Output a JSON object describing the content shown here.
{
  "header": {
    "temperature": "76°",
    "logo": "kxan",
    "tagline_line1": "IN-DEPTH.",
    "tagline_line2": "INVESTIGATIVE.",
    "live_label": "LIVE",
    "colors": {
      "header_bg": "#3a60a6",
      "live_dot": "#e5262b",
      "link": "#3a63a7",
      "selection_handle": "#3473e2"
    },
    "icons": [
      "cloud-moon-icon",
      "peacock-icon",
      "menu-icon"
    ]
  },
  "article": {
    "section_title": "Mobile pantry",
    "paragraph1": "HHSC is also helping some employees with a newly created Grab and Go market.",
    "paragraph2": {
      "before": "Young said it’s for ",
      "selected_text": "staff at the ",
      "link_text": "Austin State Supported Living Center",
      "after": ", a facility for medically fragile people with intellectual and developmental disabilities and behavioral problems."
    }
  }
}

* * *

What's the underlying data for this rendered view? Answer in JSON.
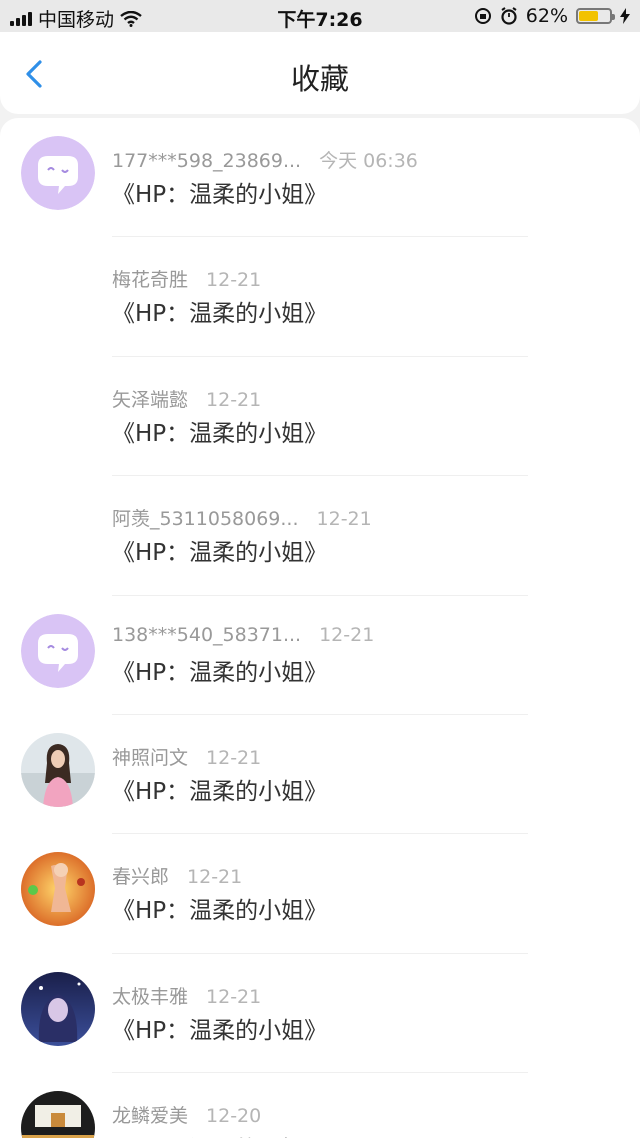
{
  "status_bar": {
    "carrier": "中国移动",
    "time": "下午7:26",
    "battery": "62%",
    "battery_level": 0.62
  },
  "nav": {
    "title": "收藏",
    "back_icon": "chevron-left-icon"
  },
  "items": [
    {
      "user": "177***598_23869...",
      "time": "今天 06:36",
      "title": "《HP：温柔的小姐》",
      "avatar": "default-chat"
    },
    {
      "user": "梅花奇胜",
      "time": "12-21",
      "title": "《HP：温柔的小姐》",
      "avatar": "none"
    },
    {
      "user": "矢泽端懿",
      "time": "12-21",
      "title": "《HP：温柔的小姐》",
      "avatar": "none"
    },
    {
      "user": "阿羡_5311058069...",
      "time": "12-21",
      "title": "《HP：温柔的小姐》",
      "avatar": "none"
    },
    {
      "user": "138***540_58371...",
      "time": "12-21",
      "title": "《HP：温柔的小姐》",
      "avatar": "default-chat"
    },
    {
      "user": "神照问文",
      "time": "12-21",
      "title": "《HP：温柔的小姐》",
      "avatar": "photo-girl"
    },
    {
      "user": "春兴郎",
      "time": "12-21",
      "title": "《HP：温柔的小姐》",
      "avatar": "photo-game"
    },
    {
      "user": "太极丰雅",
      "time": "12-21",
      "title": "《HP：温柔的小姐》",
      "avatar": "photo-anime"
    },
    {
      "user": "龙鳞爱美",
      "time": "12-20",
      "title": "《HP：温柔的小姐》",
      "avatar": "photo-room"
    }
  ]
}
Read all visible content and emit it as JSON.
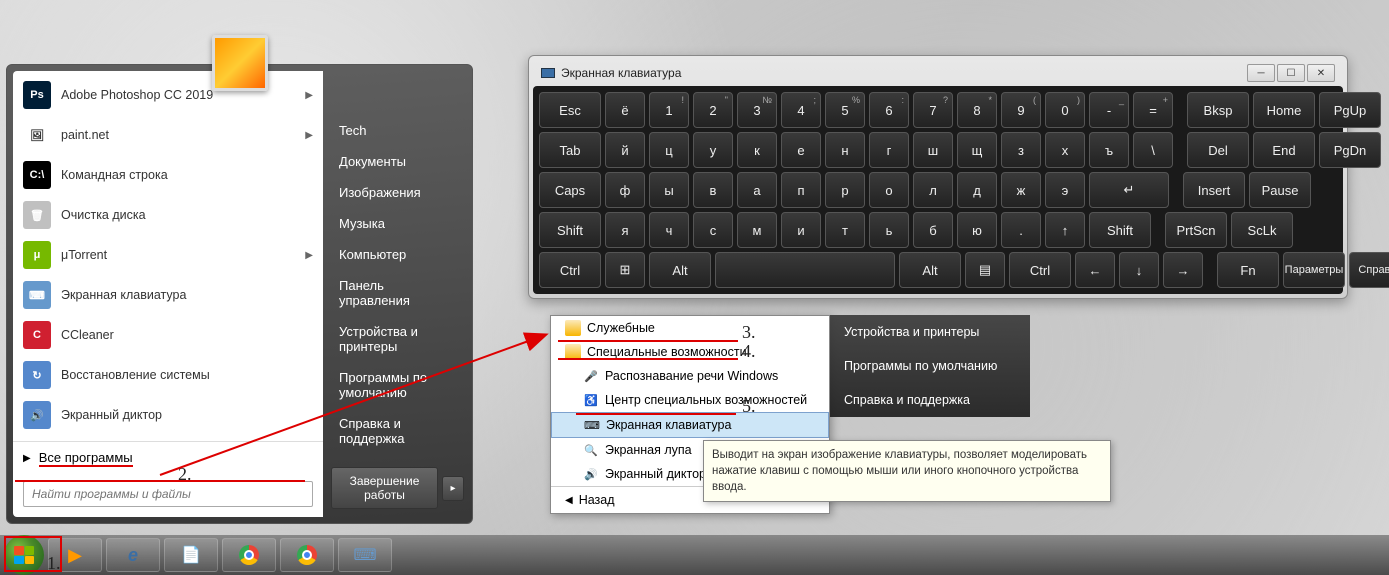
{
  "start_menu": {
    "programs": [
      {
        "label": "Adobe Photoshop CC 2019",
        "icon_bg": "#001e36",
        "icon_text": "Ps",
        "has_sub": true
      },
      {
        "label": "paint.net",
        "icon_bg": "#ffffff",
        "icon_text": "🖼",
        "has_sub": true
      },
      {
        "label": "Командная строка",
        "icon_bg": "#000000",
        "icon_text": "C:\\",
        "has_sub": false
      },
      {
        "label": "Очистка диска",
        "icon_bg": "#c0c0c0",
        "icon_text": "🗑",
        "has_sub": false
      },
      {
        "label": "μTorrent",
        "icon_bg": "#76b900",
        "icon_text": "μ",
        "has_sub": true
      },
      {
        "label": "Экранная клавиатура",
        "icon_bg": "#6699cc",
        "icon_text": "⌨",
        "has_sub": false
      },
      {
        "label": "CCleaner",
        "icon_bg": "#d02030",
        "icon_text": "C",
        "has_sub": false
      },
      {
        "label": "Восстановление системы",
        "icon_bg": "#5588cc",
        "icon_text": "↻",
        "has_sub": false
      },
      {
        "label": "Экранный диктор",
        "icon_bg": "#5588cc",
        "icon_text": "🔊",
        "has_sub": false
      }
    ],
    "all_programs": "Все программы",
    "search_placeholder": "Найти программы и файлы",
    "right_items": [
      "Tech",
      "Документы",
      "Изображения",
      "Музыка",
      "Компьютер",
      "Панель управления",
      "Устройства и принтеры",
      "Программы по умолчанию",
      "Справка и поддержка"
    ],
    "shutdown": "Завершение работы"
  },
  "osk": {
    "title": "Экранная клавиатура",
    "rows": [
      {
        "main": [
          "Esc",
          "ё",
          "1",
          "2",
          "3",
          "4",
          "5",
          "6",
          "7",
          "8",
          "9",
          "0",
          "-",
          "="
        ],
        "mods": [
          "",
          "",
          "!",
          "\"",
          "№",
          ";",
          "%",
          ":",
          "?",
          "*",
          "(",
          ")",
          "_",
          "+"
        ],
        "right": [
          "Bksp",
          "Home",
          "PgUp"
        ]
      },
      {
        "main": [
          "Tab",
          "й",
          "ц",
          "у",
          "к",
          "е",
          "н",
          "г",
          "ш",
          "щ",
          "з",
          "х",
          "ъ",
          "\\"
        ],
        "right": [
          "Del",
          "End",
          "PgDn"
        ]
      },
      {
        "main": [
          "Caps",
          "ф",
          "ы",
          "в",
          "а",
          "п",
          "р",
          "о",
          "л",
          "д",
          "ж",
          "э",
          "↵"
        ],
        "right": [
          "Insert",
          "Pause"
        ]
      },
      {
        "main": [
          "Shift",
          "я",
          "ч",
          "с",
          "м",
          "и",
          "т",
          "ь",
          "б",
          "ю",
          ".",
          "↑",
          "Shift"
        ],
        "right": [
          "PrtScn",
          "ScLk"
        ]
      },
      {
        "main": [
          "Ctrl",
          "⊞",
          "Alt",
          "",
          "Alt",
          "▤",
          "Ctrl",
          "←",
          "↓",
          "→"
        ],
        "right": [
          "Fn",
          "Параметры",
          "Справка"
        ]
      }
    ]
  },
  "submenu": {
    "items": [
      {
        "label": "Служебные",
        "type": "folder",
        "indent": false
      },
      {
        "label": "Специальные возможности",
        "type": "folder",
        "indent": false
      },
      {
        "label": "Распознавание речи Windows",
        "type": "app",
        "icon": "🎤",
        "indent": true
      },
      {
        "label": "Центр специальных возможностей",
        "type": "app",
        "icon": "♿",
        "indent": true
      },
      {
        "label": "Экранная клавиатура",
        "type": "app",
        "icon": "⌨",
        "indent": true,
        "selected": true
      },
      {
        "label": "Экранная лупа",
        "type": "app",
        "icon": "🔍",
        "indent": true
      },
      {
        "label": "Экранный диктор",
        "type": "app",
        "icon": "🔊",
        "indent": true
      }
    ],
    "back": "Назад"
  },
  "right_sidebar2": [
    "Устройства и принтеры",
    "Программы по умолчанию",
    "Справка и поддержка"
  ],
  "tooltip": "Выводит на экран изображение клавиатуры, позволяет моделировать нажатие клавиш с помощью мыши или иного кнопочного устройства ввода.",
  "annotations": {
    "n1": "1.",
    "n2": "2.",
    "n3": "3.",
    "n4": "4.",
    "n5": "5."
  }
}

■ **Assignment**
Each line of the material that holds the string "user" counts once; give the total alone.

■ **Exercise answer**
9